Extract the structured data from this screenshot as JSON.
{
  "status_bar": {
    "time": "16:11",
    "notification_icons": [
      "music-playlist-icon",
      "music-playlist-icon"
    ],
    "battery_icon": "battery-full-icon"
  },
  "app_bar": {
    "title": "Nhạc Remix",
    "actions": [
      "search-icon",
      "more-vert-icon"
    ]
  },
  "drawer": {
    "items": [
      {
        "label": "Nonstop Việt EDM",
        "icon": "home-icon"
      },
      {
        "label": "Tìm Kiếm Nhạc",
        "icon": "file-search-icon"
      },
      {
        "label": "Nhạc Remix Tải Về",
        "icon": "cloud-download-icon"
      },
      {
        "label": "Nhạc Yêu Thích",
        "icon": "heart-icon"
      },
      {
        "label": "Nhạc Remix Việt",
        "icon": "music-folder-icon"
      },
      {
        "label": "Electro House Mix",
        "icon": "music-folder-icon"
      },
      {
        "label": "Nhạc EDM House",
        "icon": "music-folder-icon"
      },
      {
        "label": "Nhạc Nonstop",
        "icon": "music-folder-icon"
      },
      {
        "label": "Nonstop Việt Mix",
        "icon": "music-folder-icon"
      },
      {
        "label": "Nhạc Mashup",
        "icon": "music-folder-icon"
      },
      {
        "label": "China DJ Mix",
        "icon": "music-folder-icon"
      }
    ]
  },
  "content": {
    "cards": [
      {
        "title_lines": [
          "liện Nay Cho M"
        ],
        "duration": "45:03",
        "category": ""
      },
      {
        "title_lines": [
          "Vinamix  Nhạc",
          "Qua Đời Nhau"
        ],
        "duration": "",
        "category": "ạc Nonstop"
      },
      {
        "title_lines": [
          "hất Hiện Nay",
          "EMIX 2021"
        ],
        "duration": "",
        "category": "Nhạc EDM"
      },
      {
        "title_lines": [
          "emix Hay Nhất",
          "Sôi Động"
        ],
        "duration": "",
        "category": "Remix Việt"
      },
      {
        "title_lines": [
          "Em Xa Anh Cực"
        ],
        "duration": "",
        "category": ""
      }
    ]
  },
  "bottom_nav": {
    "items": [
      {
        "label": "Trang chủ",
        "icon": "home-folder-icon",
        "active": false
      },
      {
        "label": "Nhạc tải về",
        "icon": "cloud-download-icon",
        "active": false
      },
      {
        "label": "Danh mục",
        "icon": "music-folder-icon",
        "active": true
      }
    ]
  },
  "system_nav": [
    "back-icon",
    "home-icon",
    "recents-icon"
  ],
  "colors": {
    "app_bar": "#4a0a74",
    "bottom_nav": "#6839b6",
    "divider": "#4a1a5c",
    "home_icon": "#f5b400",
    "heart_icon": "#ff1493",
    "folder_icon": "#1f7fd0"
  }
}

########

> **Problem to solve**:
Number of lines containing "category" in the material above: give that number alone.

> **Worked solution**:
5